Whenever beginning a new journey, feeling out of sorts, not sure of where I’m going, or that I’m not enough – I begin to stock up. In my mind, MORE = SAFETY.
It is not only about food – toilet paper, paper towels, emotions – they all fall in the same category.
I know, rationally, that I don’t need things in large quantities to make me feel safe. But there’s a part of me that wants that – however unnecessary it might be. My psyche wants to feel safe and this is how it knows how.
I have learned to watch patiently as I go through what I must go through, but I also have the ability to coach myself and remind myself of what’s important to me and how different my life is at this point in time compared to how it used to be. What’s now is not what was then.
Coming from poverty, we didn’t always have enough – money, food, light, electricity, hot water, love – I understand that this is what I’m feeling when I feel out of sorts. Rationally, I know I’m going to be fine, I’ve always been fine. But my pure animal instincts* do not understand that I am going to be fine. So in my case I stock up. I get ready for the other shoe to drop, for the lights to go out, or the barn to burn down.
I used to think if I had a house, money in the bank, and a decent car, I’d feel safe. It was always the struggle to get them. Then when I had those things – what? – nothing had changed. I still didn’t feel safe. I had to go deeper to find what I really needed and that was to know myself a bit better, to understand what I was doing when I was stocking up and how there might not be the same need now.
A life truly lived constantly burns away veils of illusion, burns away what is no longer relevant, reveals our essence, until, at last, we are strong enough to stand in our naked truth ~ Marion Woodman
By going deeper, asking myself what it really takes for me to feel safe, I’ve learned safety is something I carry with me, inside me. I had to drop the illusion that more was making me safe. I don’t need anything else to make me feel safe but me.
Me = Safe.
Don’t get me wrong, I believe that if I need to stock up, I will. I’m not denying myself the right to feel safe, only questioning my own motives about what safety means. Old habits and the old stories we tell ourselves die hard.
Be easy on yourself when you need to, but there is something powerful in asking the question – What illusions are holding you back from truly living?
What makes you feel safe?
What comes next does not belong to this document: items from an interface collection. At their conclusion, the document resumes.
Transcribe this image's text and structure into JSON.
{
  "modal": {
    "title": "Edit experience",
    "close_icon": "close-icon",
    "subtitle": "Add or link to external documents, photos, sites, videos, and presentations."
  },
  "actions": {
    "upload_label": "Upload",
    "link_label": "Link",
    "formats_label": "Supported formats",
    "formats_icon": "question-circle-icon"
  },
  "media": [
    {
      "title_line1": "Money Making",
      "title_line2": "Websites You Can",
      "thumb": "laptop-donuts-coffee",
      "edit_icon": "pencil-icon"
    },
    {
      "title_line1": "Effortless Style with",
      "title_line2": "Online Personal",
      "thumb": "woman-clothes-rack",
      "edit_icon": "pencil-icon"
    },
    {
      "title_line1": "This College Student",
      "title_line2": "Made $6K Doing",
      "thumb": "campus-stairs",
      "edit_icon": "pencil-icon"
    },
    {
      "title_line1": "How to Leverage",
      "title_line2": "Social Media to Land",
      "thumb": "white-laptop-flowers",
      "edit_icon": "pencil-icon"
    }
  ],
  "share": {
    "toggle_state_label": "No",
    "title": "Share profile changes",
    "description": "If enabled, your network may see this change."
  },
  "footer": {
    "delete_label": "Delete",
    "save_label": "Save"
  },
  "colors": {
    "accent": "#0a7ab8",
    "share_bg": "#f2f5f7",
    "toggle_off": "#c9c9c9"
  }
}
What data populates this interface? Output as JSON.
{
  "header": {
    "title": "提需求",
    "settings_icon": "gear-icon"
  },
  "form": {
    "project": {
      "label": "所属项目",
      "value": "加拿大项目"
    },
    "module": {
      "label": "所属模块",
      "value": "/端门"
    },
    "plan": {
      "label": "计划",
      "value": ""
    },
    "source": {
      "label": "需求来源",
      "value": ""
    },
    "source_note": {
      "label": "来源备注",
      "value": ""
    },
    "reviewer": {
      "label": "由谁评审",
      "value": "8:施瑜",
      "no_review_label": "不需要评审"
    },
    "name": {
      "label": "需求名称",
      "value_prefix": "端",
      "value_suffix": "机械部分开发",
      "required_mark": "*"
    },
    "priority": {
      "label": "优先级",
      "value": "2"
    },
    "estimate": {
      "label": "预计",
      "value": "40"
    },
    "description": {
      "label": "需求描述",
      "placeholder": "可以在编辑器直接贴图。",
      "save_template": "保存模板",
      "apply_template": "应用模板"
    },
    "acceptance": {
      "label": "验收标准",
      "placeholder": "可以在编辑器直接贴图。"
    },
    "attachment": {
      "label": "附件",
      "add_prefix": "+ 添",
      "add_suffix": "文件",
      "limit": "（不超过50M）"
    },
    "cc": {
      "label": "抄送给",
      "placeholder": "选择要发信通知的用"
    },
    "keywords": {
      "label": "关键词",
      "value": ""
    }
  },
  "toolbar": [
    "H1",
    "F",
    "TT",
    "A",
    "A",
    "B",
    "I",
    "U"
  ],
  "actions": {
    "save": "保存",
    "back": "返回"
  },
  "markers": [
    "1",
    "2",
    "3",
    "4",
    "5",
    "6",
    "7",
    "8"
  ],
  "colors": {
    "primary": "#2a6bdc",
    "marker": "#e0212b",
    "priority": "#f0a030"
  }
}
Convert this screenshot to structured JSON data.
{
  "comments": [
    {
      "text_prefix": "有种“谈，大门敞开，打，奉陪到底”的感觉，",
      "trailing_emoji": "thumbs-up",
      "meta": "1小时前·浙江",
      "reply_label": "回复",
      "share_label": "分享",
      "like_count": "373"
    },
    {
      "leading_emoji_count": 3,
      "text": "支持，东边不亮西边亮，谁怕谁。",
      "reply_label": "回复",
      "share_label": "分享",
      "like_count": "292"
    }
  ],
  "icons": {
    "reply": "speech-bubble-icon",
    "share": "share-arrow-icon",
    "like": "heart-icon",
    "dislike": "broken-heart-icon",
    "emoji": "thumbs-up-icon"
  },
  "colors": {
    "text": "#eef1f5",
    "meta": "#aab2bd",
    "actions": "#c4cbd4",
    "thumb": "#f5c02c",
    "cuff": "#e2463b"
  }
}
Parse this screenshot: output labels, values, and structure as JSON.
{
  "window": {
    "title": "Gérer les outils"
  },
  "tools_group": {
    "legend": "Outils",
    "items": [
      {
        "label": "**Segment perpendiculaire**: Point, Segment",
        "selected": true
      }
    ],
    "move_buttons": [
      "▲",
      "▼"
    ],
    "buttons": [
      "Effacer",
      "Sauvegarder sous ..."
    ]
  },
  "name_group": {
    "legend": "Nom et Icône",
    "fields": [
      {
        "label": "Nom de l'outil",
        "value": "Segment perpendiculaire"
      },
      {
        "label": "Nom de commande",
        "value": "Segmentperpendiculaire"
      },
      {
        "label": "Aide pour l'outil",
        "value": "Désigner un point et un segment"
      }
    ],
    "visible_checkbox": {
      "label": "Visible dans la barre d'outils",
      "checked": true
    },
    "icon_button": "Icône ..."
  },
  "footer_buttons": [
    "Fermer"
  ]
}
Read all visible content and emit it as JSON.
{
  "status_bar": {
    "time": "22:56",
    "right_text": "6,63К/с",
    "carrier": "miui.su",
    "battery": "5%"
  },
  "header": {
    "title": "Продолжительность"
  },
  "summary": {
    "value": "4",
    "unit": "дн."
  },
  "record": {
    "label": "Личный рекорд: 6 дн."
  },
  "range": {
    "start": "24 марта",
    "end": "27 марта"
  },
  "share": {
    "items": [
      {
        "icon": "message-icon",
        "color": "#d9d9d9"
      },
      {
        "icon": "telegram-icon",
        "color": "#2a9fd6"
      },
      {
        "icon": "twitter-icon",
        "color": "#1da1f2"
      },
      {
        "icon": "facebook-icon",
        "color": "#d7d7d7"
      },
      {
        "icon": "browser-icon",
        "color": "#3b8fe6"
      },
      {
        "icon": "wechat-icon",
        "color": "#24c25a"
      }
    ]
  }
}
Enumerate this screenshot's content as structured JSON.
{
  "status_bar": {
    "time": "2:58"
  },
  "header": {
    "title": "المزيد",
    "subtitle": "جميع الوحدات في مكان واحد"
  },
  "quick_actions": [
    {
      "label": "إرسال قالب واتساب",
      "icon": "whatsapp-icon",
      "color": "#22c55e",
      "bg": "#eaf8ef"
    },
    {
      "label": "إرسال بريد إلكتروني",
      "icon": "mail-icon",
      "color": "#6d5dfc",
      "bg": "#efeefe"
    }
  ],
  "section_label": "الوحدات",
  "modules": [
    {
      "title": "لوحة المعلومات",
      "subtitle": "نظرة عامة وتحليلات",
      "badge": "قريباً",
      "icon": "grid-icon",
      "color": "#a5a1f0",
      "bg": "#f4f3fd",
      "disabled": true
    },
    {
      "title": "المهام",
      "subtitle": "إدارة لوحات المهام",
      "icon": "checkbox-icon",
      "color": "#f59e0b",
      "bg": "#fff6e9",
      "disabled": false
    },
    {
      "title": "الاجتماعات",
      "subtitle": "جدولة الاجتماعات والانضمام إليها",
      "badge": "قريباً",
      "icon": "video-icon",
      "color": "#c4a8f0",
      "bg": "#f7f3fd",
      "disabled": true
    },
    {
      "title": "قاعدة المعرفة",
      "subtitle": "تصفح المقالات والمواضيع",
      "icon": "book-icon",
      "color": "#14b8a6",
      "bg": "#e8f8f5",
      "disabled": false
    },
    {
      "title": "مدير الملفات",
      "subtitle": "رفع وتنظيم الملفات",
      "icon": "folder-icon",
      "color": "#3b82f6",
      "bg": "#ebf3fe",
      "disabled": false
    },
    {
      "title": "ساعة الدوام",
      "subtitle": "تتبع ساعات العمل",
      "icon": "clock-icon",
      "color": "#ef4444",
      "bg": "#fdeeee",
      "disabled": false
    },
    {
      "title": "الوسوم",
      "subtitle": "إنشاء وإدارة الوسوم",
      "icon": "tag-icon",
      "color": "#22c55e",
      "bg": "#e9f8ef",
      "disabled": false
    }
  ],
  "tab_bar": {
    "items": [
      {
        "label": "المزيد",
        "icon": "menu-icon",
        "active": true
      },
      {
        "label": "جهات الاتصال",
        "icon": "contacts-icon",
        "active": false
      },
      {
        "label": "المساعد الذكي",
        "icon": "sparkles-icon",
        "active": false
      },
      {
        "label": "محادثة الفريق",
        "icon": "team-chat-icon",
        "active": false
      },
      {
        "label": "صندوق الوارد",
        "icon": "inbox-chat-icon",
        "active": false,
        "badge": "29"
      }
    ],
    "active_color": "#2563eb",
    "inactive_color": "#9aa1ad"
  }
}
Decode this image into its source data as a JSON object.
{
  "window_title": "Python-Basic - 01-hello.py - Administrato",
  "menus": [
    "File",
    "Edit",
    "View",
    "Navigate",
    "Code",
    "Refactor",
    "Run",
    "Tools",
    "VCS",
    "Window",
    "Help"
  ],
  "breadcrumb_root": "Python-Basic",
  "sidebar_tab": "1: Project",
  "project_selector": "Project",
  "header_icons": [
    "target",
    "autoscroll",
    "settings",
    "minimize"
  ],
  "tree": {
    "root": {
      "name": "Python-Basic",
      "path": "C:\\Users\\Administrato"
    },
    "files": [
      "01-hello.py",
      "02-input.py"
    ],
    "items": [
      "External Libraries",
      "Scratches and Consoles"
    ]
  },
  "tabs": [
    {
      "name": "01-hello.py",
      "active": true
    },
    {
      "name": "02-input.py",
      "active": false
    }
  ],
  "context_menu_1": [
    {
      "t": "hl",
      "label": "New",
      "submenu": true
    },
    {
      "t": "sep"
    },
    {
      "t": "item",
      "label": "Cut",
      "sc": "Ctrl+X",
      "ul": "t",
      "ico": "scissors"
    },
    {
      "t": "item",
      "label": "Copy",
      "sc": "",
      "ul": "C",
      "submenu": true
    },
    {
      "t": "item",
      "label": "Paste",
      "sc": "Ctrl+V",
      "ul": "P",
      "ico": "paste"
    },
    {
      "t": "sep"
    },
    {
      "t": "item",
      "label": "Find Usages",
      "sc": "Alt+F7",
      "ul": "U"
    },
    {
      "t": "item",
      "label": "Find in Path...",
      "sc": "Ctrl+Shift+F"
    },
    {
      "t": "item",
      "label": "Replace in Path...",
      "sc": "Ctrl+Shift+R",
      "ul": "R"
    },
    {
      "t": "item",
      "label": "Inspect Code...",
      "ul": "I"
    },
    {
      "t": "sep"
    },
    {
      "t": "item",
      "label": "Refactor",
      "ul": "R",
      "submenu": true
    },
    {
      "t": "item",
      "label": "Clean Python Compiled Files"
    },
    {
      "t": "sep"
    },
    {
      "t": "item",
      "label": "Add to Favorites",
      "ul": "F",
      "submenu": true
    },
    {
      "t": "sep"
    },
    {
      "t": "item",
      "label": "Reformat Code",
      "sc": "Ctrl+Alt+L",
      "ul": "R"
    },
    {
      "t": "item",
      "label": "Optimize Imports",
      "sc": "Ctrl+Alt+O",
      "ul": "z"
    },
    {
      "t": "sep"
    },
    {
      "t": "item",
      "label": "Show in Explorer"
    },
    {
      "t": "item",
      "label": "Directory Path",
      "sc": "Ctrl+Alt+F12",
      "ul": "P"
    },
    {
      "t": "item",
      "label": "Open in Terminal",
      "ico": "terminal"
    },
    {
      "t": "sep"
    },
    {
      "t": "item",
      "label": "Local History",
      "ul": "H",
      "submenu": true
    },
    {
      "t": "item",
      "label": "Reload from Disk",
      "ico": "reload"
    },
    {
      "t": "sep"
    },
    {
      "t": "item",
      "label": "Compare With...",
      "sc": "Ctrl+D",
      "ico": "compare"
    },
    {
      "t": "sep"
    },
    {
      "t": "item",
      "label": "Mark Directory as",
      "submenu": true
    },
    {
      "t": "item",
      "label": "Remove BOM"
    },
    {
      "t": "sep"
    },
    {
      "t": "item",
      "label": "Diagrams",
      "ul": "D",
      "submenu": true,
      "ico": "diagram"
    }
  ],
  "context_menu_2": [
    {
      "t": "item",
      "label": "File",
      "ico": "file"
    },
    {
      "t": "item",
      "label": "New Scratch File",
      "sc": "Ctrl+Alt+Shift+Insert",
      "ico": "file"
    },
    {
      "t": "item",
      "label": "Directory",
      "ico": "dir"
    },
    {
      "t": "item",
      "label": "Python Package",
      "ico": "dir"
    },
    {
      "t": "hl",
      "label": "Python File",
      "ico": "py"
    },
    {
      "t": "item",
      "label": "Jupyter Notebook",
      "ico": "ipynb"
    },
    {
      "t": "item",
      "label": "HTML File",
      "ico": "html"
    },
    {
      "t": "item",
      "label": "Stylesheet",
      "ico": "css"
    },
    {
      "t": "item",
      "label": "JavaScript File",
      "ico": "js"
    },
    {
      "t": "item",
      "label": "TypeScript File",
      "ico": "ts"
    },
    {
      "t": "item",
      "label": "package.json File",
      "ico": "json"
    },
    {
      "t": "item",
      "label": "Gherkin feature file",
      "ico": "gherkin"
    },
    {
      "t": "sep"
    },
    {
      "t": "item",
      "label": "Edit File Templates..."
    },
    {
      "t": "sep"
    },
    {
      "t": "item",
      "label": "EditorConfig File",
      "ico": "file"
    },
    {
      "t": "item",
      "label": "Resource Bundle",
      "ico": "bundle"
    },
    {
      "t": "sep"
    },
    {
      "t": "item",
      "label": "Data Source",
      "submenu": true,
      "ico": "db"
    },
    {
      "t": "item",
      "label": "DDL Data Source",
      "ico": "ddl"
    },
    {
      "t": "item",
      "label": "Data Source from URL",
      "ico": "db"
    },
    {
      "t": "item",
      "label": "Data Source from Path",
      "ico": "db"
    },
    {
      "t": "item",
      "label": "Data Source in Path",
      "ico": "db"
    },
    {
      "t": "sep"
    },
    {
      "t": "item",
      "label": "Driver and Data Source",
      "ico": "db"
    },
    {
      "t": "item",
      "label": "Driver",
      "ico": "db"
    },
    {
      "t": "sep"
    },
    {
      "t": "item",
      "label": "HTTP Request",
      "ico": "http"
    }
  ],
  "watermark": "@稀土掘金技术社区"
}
What old stories are you telling yourself?
*animal instincts reference from Peter Levine’s – Waking the Tiger